### DATA EXTRACT

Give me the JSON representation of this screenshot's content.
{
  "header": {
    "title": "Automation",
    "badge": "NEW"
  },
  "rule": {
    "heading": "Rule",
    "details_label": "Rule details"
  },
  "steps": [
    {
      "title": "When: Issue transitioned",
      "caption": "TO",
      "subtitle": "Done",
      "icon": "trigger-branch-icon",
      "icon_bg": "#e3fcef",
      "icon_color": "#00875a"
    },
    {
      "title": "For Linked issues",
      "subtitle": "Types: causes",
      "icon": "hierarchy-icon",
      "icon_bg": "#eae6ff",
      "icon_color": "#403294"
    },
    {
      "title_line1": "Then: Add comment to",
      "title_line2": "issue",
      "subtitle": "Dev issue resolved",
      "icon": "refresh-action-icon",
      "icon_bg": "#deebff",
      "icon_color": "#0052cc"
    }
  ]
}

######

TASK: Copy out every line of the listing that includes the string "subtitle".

SOLUTION:
      "subtitle": "Done",
      "subtitle": "Types: causes",
      "subtitle": "Dev issue resolved",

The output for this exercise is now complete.